Can you get temporary Social Security Disability or SSI benefits?

Permanent Social Security Disability

What is the difference between Social Security Disability and SSI?

Who is eligible for SSI disability?

Can I Be Eligible For SSI And Social Security Disability At The Same Time?

What makes a person eligible to receive disability benefits?

Applying for Disability - How long does it take to get Social Security Disability or SSI benefits?

What happens if I file a disability application and it is denied by a disability examiner or Judge?









For the sake of clarity, SSDRC.com is not the Social Security Administration, nor is it associated or affiliated with SSA. This site is a personal, private website that is published, edited, and maintained by former caseworker and former disability claims examiner, Tim Moore, who was interviewed by the New York Times on the topic of Social Security Disability and SSI benefits in an article entitled "The Disability Mess" and also by the Los Angeles Times on the subject of political attempts to weaken the Social Security Disability system.

The goal of the site is to provide information about how Social Security Disability and SSI work, the idea being that qualified information may help claimants pursue their claims and appeals, potentially avoiding time-consuming mistakes. If you find the information on this site helpful and believe it would be helpful to others, feel free to share links to its homepage or other pages on website resource pages, blogs, or social media. Copying of this material, however, is prohibited.

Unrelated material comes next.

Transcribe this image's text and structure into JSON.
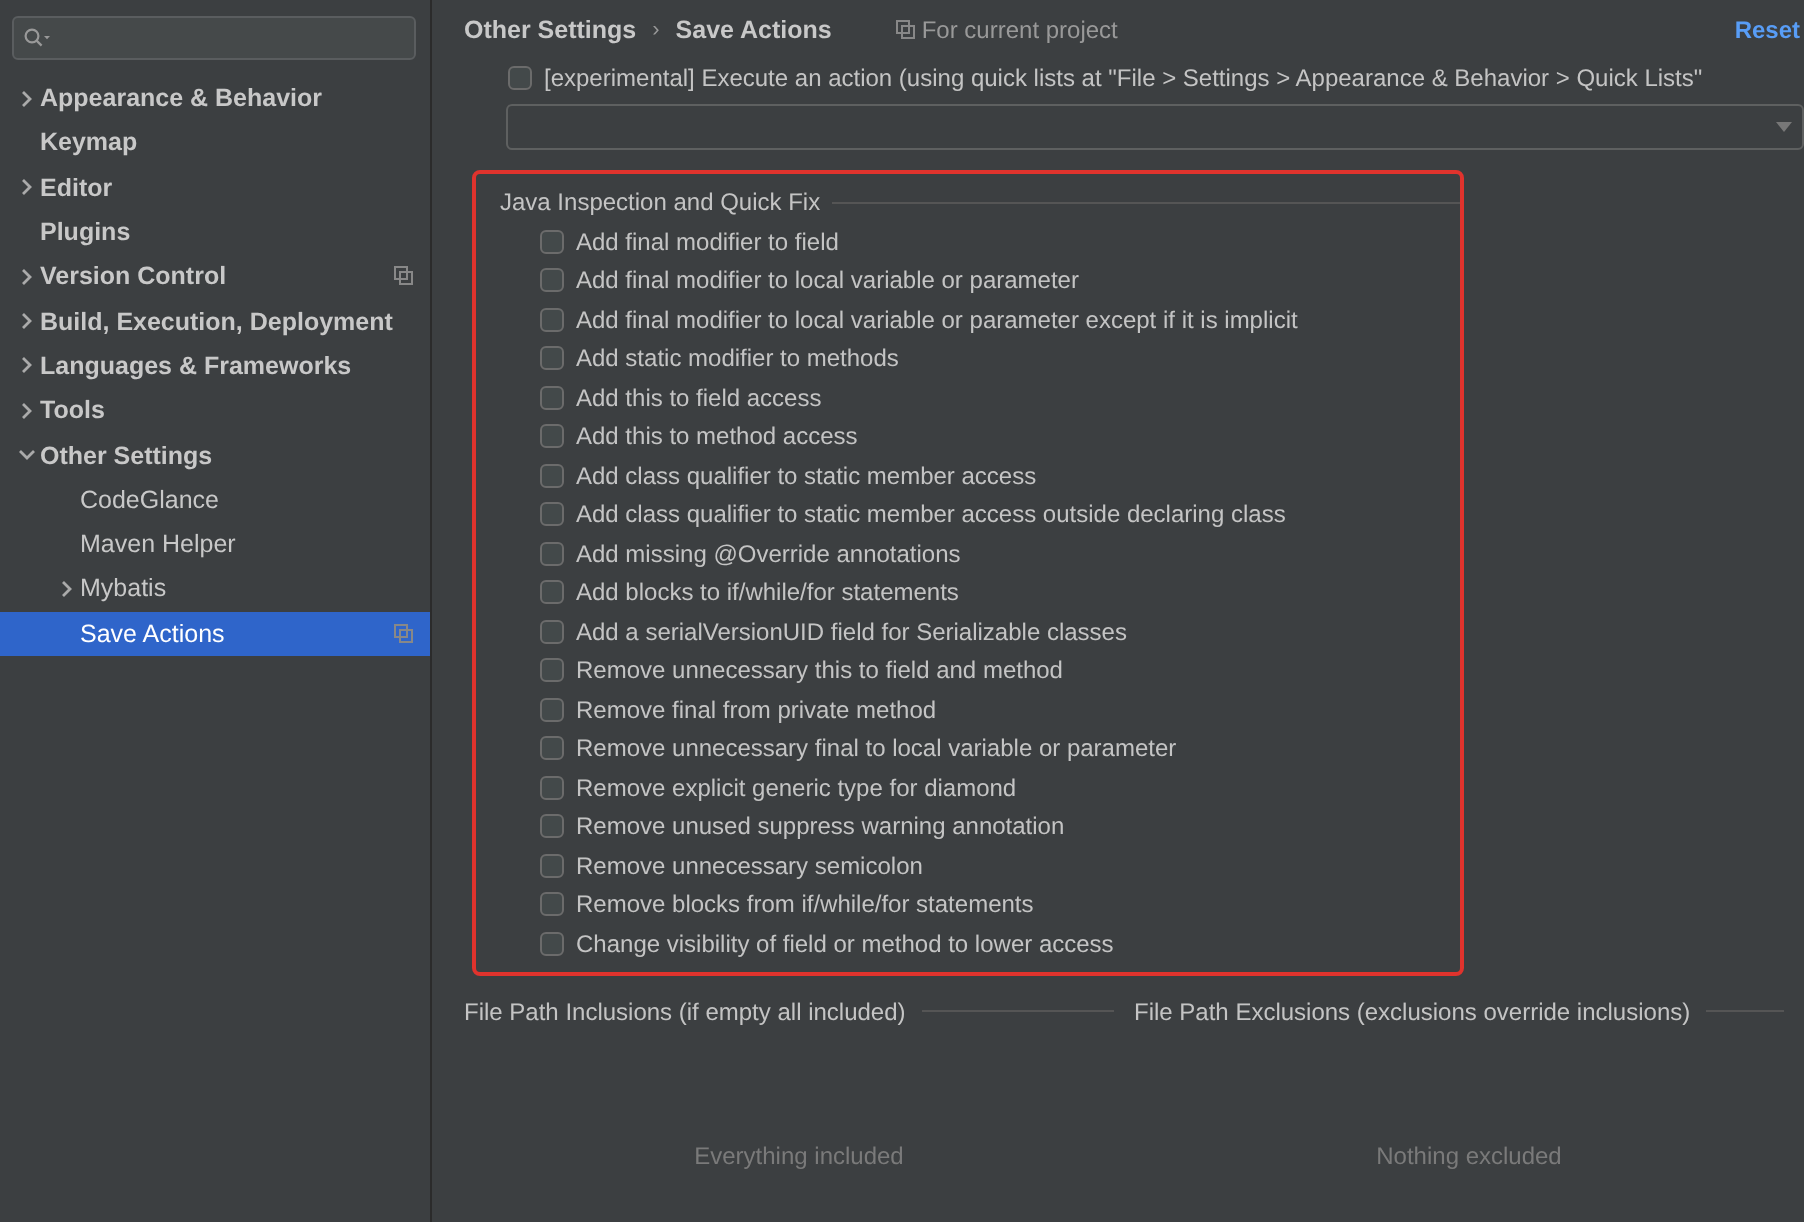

To learn more about the author, please visit the SSDRC.com homepage and view the "about this site" link near the bottom of the page.